$defaultPolicy = Get-ThrottlingPolicy | where-object {$_.IsDefault -eq $true};
foreach ($mailbox in $mailboxes)
  set-mailbox -Identity $mailbox.Identity -ThrottlingPolicy $defaultPolicy;
Remove-ThrottlingPolicy ClientThrottlingPolicy2;

Detailed Description

You can't remove the default client throttling policy. Also, you can't remove a policy associated with any users. For more information, see EXAMPLE 2.

For more information about how to control the resources consumed by individual users, see Exchange Workload Management.

You need to be assigned permissions before you can run this cmdlet.

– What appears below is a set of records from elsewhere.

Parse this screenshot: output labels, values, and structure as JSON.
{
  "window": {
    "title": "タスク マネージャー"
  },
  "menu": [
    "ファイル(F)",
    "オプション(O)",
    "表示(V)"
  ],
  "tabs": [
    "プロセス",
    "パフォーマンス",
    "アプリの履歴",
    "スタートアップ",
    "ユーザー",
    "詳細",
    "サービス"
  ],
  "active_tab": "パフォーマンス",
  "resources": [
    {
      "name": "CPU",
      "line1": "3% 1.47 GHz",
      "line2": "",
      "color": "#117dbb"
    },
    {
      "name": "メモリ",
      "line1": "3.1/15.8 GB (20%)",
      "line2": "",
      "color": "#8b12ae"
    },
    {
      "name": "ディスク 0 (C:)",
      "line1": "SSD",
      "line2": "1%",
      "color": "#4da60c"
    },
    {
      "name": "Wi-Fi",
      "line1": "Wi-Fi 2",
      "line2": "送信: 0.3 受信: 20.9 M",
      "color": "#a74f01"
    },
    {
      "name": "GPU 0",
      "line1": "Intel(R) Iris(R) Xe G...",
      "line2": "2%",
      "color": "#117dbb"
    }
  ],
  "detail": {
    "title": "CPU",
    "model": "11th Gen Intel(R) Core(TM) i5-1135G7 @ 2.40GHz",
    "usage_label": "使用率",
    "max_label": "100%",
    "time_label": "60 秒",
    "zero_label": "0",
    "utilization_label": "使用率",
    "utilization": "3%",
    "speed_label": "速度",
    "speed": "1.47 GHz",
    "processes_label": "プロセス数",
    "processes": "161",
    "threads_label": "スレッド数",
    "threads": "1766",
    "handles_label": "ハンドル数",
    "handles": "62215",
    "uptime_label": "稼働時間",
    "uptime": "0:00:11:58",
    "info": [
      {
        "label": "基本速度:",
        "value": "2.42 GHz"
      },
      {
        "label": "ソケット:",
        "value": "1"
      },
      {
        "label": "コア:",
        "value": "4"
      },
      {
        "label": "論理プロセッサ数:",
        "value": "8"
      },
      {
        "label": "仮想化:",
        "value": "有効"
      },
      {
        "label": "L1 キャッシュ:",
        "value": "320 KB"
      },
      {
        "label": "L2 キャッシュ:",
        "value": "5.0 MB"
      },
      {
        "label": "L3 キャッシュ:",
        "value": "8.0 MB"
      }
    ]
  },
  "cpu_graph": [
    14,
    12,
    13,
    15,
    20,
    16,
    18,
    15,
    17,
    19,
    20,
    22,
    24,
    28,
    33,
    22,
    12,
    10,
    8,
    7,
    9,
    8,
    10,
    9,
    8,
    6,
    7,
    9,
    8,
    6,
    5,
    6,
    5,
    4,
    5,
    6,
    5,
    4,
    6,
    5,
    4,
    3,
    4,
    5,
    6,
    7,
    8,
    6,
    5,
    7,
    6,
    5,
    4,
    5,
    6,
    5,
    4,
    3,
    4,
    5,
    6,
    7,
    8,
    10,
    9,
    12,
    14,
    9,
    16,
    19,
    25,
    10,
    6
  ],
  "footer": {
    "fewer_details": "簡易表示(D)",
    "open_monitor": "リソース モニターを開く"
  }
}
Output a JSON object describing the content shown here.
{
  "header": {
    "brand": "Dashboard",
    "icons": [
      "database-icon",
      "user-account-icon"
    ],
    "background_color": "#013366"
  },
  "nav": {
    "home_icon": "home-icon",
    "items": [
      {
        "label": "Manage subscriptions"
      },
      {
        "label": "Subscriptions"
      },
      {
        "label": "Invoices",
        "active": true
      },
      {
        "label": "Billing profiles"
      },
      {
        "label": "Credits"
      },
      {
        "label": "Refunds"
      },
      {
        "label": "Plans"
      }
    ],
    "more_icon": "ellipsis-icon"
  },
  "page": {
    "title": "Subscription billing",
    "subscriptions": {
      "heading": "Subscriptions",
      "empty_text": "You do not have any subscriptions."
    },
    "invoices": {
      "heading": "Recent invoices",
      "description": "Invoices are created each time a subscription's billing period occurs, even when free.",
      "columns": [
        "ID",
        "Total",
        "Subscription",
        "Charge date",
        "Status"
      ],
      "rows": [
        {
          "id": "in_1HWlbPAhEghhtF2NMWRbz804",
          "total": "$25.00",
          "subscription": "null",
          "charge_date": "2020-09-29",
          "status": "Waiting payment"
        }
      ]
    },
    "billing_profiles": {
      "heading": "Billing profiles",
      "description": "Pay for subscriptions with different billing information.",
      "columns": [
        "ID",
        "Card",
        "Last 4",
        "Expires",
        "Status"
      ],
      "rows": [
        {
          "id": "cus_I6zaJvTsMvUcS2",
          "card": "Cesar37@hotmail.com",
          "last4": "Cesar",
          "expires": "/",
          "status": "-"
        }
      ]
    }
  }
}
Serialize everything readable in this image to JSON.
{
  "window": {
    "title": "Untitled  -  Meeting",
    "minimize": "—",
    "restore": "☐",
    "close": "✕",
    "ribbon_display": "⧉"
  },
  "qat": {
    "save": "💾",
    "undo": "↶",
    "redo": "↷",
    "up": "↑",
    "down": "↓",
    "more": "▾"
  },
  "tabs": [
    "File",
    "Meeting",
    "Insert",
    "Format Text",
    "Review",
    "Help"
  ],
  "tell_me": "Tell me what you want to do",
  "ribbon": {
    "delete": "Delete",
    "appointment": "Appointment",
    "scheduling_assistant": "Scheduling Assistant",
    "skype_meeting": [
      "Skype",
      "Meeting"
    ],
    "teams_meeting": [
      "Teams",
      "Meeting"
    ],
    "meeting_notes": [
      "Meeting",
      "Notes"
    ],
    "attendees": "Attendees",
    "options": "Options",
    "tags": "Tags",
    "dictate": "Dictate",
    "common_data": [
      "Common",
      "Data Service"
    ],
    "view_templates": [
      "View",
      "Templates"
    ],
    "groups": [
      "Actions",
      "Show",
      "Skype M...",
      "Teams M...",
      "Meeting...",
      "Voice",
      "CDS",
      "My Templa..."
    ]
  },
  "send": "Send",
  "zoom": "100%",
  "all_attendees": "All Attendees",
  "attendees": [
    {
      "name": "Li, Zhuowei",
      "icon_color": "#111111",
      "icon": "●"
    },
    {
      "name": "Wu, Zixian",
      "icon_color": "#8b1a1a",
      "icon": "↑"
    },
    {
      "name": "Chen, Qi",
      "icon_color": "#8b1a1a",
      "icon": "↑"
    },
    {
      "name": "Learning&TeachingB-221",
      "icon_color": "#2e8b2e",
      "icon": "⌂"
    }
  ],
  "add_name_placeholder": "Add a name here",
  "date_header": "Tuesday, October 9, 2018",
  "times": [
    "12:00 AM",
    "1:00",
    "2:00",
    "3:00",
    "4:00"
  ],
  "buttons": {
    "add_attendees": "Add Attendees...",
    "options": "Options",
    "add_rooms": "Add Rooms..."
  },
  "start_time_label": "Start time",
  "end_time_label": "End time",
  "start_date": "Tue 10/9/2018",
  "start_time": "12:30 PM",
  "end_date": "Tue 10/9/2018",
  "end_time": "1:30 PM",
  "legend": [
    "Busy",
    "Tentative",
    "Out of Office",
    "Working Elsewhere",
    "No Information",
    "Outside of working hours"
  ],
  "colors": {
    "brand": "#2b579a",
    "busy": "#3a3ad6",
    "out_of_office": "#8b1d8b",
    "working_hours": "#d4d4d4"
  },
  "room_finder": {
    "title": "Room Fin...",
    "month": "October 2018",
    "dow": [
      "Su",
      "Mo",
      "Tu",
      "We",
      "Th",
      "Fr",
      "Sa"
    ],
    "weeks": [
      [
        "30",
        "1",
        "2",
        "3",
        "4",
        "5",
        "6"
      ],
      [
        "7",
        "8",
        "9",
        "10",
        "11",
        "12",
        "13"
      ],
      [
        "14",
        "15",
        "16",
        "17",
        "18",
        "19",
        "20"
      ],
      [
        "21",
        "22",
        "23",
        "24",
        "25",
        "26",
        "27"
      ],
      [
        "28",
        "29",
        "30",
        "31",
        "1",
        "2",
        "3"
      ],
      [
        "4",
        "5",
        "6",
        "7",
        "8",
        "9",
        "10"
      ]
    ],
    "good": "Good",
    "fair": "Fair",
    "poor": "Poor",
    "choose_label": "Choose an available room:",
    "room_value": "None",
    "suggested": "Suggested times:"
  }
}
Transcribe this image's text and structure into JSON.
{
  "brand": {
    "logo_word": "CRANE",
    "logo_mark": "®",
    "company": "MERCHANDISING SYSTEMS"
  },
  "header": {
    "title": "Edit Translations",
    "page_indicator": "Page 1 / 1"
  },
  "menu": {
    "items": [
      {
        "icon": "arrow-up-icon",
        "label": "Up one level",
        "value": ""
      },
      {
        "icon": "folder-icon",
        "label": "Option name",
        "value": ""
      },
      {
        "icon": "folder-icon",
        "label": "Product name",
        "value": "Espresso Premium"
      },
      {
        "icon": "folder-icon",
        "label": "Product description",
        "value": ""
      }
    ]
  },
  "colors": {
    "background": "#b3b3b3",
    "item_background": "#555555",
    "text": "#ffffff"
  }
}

Although all parameters for this cmdlet are listed in this topic, you may not have access to some parameters if they're not included in the permissions assigned to you. To see what permissions you need, see the "User throttling" entry in the Server Health and Performance Permissions topic.


Parameter Required Type Description




The Identity parameter identifies the throttling policy you want to remove. Use the name that matches the name of the policy in Active Directory.




The Confirm switch causes the command to pause processing and requires you to acknowledge what the command will do before processing continues. You don't have to specify a value with the Confirm switch.




The DomainController parameter specifies the fully qualified domain name (FQDN) of the domain controller that writes this configuration change to Active Directory.




The Force switch specifies whether to suppress warning or confirmation messages. This switch can be used when the task is run programmatically and prompting for administrative input is inappropriate. If the Force switch isn't provided in the command, you're prompted for administrative input. You don't have to specify a value with this parameter.




The WhatIf switch instructs the command to simulate the actions that it would take on the object. By using the WhatIf switch, you can view what changes would occur without having to apply any of those changes. You don't have to specify a value with the WhatIf switch.

Input Types

To see the input types that this cmdlet accepts, see Cmdlet Input and Output Types. If the Input Type field for a cmdlet is blank, the cmdlet doesn’t accept input data.

Return Types

To see the return types, which are also known as output types, that this cmdlet accepts, see Cmdlet Input and Output Types. If the Output Type field is blank, the cmdlet doesn’t return data.